At this point in the interview, I realized the zoom mic had not been recording this discussion. We all laughed about it, but this interviewer was mortified.
Question: What do you enjoy most about improvised comedy?
Philippe: I’m quite new to improv, but I really like how I can get so engrossed in a character and a scene, and I sometimes forget that I’m actually just standing and rehearsing in someone’s living room. At first I was like everyone else- thinking that it was a lot of pressure to come up with something on the spot- but now I know that you get a few milliseconds to make choices, but you have to be very switched on. I like the way it uses your brain, and you really have to be there in the scene, and not anywhere else.
Sarah: I love the fact that people’s minds work in so many different ways. It opens up a range of paths for an idea or scene to go. Literally everyone is funny in their own way and improv gives people a space where anything, no matter how small, can be made into something amusing. It’s amazing to be surrounded by people who celebrate and thrive off of the weird and whimsical.
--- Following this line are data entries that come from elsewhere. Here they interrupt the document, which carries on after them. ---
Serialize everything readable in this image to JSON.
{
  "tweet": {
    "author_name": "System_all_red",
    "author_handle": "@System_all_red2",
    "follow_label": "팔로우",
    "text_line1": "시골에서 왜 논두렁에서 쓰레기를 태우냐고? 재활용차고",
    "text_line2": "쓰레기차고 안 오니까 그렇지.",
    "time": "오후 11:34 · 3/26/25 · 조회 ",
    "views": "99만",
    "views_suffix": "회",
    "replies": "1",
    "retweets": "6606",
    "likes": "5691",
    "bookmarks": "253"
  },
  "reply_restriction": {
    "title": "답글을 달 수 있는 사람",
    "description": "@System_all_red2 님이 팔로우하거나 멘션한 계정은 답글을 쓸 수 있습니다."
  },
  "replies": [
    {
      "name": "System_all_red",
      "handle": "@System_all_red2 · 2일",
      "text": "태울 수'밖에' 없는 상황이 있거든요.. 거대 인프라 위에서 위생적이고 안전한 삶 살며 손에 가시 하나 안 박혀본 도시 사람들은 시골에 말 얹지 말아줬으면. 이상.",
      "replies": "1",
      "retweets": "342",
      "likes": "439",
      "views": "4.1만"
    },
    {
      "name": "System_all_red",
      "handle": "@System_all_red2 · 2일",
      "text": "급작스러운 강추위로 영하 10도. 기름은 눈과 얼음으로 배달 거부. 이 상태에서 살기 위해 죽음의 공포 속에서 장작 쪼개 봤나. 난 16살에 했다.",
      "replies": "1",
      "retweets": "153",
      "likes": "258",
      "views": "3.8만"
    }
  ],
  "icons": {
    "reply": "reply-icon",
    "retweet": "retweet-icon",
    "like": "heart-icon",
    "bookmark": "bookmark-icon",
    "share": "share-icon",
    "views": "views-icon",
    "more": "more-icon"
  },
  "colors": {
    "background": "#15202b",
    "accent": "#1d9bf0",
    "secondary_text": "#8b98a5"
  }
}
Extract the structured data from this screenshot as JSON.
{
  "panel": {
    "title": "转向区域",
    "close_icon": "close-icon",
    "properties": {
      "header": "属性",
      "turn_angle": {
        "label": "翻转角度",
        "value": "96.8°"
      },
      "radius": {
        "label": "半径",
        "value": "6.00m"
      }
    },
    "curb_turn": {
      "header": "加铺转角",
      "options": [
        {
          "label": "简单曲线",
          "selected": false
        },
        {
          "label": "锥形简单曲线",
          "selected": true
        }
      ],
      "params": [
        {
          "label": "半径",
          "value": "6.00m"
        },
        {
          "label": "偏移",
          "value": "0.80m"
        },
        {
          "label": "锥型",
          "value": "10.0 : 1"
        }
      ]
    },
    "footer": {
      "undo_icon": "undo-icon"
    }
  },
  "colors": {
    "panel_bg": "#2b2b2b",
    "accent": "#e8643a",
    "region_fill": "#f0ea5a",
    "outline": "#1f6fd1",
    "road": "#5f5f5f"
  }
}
Isra: English is my second language, so when I do an improv scene, I’m learning a lot. I listen to some of the lines people come out with and think, hey, that’s an interesting thing to say in that situation. Although sometimes people- Philippe- will say something and I think I need to clean out my ears.
Question: What are your individual strengths as improvisers?
Flora: Philippe is really good at coming up with lines, he’s so quotable. There was one the other day–
Philippe (and everyone else joining in): “Negligee? More like Negli-Yay.”
Prav: Isra is a wild-card. There was a scene in rehearsal where Sarah’s character was about to drop the bombshell that she was homeless, and we could all see it coming, because she’d been dropping hints all the way through. But then Isra said to her ‘I’m a woman, I can tell these things, you’re pregnant, aren’t you?’ It worked out okay in the end though- Sarah is very good at absorbing everything that’s said on stage and creating strong characters.
James: Which is good, because this is a very character driven show. A lot of the comedy will come from how we interact as people.
Isra: I like improv because it’s a place where it’s okay to be random! It’s okay to be weird and be who-ever you want. I enjoy getting the chance to act like a wild-card. Also, Flora is really good at ‘arranging the flowers’. She makes all the randomness into an actual scene that makes sense to the audience.
Final question: What can we look forward to in the show?
Isra being a wild card, Philippe’s quotable lines, Sarah’s strong characters, James’ space work and Flora will make sure it all makes sense. Not to mention, we’d get to see the final result of all of Pravanya and Patrick’s directing.
Dinner-Time will be performed on Friday 24th and Saturday 25th March at the Pegg Theatre at 8pm. Tickets: £4 Members/£5 Students/£6 Adults. Stand ups include: Jamie D’Souza, Michael Odewale, Evelyn Mok, Gabriel Ebuele, Athena Kugblenu, and Vera Chok. Improv Cast: Sarah Alli, Philippe Boshe, Isra Dar, Flora Donald, and James Trickey. Music: Hari Sood. Directors: Pravanya Pillay and Patrick Levermore. Producers: Pravanya Pillay and Jack Butler.
The Bristol Improv Society holds free workshops every Thursday evening from 6pm in the Richmond Building, and Revunions Sketch Comedy Society hold workshops every Wednesday from 8pm.
Originally Written for Epigram, the Student Newspaper at Bristol University. 13/03/17